The Rumpus Interview With Thomas Page McBee
Lemony Snicket’s alter ego, Daniel Handler, wrote:
Whether or not you are an author published by Hachette (as I am), you may lately feel as if you are engulfed in a rather unpleasant flood—as if the fate of your books is whirling dreadfully out of your control, battered by the waters of some enormous South American river, the name of which I cannot remember at the moment.
He’s launching a new program called Upstream to connect authors and independent bookstores.
The idea is to connect authors with their local independent booksellers to offer signed books as an alternative to, say, larger and more unnerving corporate machinations.
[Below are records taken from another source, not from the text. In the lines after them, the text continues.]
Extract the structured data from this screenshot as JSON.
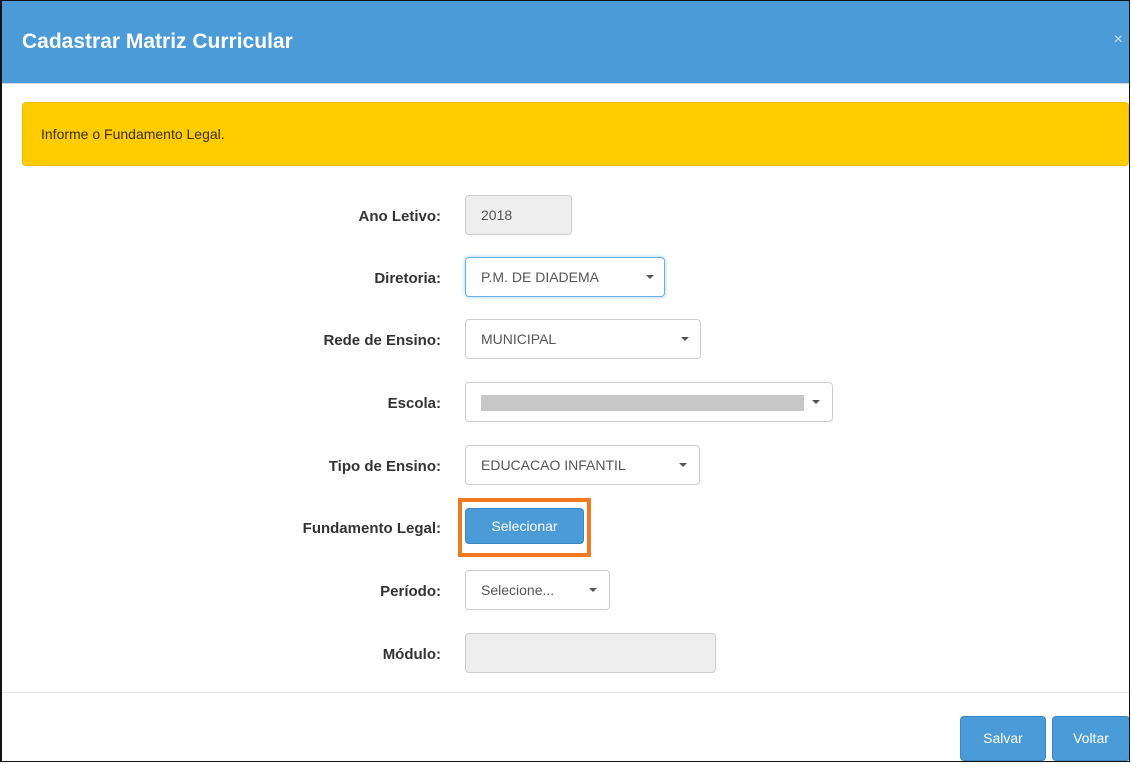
{
  "modal": {
    "title": "Cadastrar Matriz Curricular",
    "close_symbol": "×"
  },
  "alert": {
    "message": "Informe o Fundamento Legal.",
    "color": "#ffcc00"
  },
  "form": {
    "ano_letivo": {
      "label": "Ano Letivo:",
      "value": "2018",
      "disabled": true
    },
    "diretoria": {
      "label": "Diretoria:",
      "value": "P.M. DE DIADEMA"
    },
    "rede_ensino": {
      "label": "Rede de Ensino:",
      "value": "MUNICIPAL"
    },
    "escola": {
      "label": "Escola:",
      "value": ""
    },
    "tipo_ensino": {
      "label": "Tipo de Ensino:",
      "value": "EDUCACAO INFANTIL"
    },
    "fundamento_legal": {
      "label": "Fundamento Legal:",
      "button_label": "Selecionar"
    },
    "periodo": {
      "label": "Período:",
      "value": "Selecione..."
    },
    "modulo": {
      "label": "Módulo:",
      "value": "",
      "disabled": true
    }
  },
  "footer": {
    "save_label": "Salvar",
    "back_label": "Voltar"
  },
  "colors": {
    "header": "#4a9bd7",
    "primary_button": "#4a9bd7",
    "highlight": "#f37921"
  }
}
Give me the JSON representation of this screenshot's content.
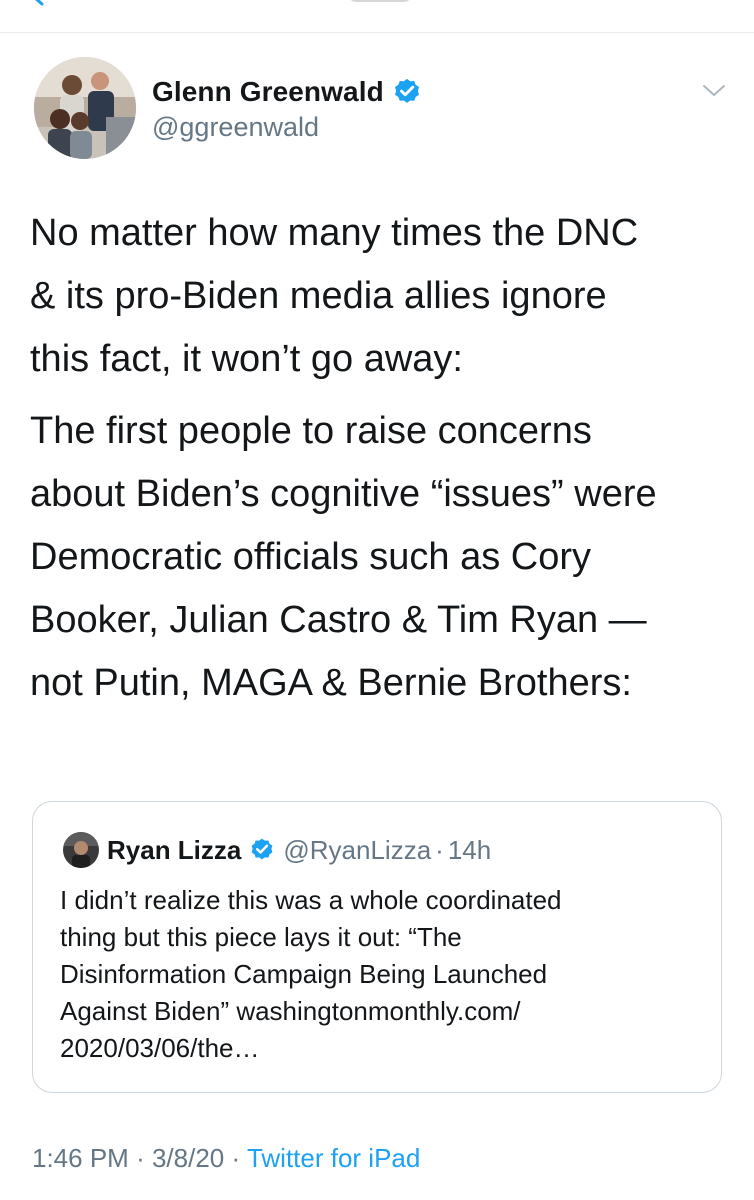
{
  "tweet": {
    "author": {
      "display_name": "Glenn Greenwald",
      "handle": "@ggreenwald",
      "verified": true
    },
    "text_paragraphs": [
      [
        "No matter how many times the DNC",
        "& its pro-Biden media allies ignore",
        "this fact, it won’t go away:"
      ],
      [
        "The first people to raise concerns",
        "about Biden’s cognitive “issues” were",
        "Democratic officials such as Cory",
        "Booker, Julian Castro & Tim Ryan —",
        "not Putin, MAGA & Bernie Brothers:"
      ]
    ],
    "time": "1:46 PM",
    "date": "3/8/20",
    "separator": "·",
    "source": "Twitter for iPad"
  },
  "quoted_tweet": {
    "display_name": "Ryan Lizza",
    "handle": "@RyanLizza",
    "separator": "·",
    "age": "14h",
    "verified": true,
    "text_lines": [
      "I didn’t realize this was a whole coordinated",
      "thing but this piece lays it out: “The",
      "Disinformation Campaign Being Launched",
      "Against Biden” washingtonmonthly.com/",
      "2020/03/06/the…"
    ]
  },
  "icons": {
    "back": "back-arrow-icon",
    "verified": "verified-badge-icon",
    "more": "chevron-down-icon"
  },
  "colors": {
    "text": "#14171a",
    "secondary": "#657786",
    "link": "#1da1f2",
    "verified": "#1da1f2",
    "border": "#ccd6dd"
  }
}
The Heyday of Malcolm Margolin
The Damn Good Times of a Fiercely Independent Publisher
Northern California’s book publishers are idiosyncratic, uncompromising, funky, forward-thinking, often brilliant, but largely unheralded beyond the state’s borders. Here’s the perfect book to shift that paradigm. Malcolm Margolin’s story of creating and sustaining Heyday Books, a vital Berkeley-based press celebrating its 40th anniversary, will inspire, confound, amuse, and amaze readers, and is highly recommended. —Recommended by Stacey, City Lights Publishers
Today’s recommended read!